DATA RECORDS:
========================================================================

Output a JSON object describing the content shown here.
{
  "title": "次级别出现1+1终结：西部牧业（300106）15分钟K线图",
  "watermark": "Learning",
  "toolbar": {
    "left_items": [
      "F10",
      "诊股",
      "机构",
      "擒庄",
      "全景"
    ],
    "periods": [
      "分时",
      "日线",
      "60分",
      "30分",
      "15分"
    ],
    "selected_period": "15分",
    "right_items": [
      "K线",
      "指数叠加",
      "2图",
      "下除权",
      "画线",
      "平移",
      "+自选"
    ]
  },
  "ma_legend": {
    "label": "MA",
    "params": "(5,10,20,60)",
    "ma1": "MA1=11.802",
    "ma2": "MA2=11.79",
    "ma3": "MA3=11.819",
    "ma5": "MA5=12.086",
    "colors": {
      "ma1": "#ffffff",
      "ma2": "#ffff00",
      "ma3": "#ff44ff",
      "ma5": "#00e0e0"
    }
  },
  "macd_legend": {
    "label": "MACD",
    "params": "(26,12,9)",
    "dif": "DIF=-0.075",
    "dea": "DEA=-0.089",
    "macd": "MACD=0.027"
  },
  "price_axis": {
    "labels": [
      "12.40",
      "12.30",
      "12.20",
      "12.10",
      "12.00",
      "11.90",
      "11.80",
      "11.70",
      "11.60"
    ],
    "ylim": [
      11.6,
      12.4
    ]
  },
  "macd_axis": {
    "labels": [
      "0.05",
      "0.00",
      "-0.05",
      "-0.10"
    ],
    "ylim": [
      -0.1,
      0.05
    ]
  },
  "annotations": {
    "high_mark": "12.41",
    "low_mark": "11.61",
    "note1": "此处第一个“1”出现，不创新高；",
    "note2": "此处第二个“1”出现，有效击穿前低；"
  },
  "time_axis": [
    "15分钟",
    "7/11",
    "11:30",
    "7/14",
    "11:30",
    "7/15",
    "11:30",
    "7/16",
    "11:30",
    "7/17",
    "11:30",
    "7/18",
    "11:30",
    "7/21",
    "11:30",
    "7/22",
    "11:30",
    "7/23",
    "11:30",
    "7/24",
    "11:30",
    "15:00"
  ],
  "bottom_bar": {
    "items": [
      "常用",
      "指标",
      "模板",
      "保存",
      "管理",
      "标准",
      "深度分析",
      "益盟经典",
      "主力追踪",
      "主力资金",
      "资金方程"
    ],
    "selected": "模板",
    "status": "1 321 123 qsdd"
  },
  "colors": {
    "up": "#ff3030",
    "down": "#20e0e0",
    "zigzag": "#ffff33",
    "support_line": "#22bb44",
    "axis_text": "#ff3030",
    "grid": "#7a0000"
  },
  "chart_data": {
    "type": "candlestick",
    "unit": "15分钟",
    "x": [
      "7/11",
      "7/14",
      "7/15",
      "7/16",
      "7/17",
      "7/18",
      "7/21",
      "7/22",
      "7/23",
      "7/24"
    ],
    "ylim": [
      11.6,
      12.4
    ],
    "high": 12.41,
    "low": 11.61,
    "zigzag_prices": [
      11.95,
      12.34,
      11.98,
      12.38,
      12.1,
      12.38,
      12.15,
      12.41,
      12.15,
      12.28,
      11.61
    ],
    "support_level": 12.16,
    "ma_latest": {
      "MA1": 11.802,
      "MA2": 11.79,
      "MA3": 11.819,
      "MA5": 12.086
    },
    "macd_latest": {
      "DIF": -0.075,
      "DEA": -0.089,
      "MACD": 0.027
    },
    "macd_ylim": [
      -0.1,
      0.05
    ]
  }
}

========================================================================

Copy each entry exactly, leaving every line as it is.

OUTPUT OF THE TASK:
Output a JSON object describing the content shown here.
{
  "title": "次级别出现1+1终结：西部牧业（300106）15分钟K线图",
  "watermark": "Learning",
  "toolbar": {
    "left_items": [
      "F10",
      "诊股",
      "机构",
      "擒庄",
      "全景"
    ],
    "periods": [
      "分时",
      "日线",
      "60分",
      "30分",
      "15分"
    ],
    "selected_period": "15分",
    "right_items": [
      "K线",
      "指数叠加",
      "2图",
      "下除权",
      "画线",
      "平移",
      "+自选"
    ]
  },
  "ma_legend": {
    "label": "MA",
    "params": "(5,10,20,60)",
    "ma1": "MA1=11.802",
    "ma2": "MA2=11.79",
    "ma3": "MA3=11.819",
    "ma5": "MA5=12.086",
    "colors": {
      "ma1": "#ffffff",
      "ma2": "#ffff00",
      "ma3": "#ff44ff",
      "ma5": "#00e0e0"
    }
  },
  "macd_legend": {
    "label": "MACD",
    "params": "(26,12,9)",
    "dif": "DIF=-0.075",
    "dea": "DEA=-0.089",
    "macd": "MACD=0.027"
  },
  "price_axis": {
    "labels": [
      "12.40",
      "12.30",
      "12.20",
      "12.10",
      "12.00",
      "11.90",
      "11.80",
      "11.70",
      "11.60"
    ],
    "ylim": [
      11.6,
      12.4
    ]
  },
  "macd_axis": {
    "labels": [
      "0.05",
      "0.00",
      "-0.05",
      "-0.10"
    ],
    "ylim": [
      -0.1,
      0.05
    ]
  },
  "annotations": {
    "high_mark": "12.41",
    "low_mark": "11.61",
    "note1": "此处第一个“1”出现，不创新高；",
    "note2": "此处第二个“1”出现，有效击穿前低；"
  },
  "time_axis": [
    "15分钟",
    "7/11",
    "11:30",
    "7/14",
    "11:30",
    "7/15",
    "11:30",
    "7/16",
    "11:30",
    "7/17",
    "11:30",
    "7/18",
    "11:30",
    "7/21",
    "11:30",
    "7/22",
    "11:30",
    "7/23",
    "11:30",
    "7/24",
    "11:30",
    "15:00"
  ],
  "bottom_bar": {
    "items": [
      "常用",
      "指标",
      "模板",
      "保存",
      "管理",
      "标准",
      "深度分析",
      "益盟经典",
      "主力追踪",
      "主力资金",
      "资金方程"
    ],
    "selected": "模板",
    "status": "1 321 123 qsdd"
  },
  "colors": {
    "up": "#ff3030",
    "down": "#20e0e0",
    "zigzag": "#ffff33",
    "support_line": "#22bb44",
    "axis_text": "#ff3030",
    "grid": "#7a0000"
  },
  "chart_data": {
    "type": "candlestick",
    "unit": "15分钟",
    "x": [
      "7/11",
      "7/14",
      "7/15",
      "7/16",
      "7/17",
      "7/18",
      "7/21",
      "7/22",
      "7/23",
      "7/24"
    ],
    "ylim": [
      11.6,
      12.4
    ],
    "high": 12.41,
    "low": 11.61,
    "zigzag_prices": [
      11.95,
      12.34,
      11.98,
      12.38,
      12.1,
      12.38,
      12.15,
      12.41,
      12.15,
      12.28,
      11.61
    ],
    "support_level": 12.16,
    "ma_latest": {
      "MA1": 11.802,
      "MA2": 11.79,
      "MA3": 11.819,
      "MA5": 12.086
    },
    "macd_latest": {
      "DIF": -0.075,
      "DEA": -0.089,
      "MACD": 0.027
    },
    "macd_ylim": [
      -0.1,
      0.05
    ]
  }
}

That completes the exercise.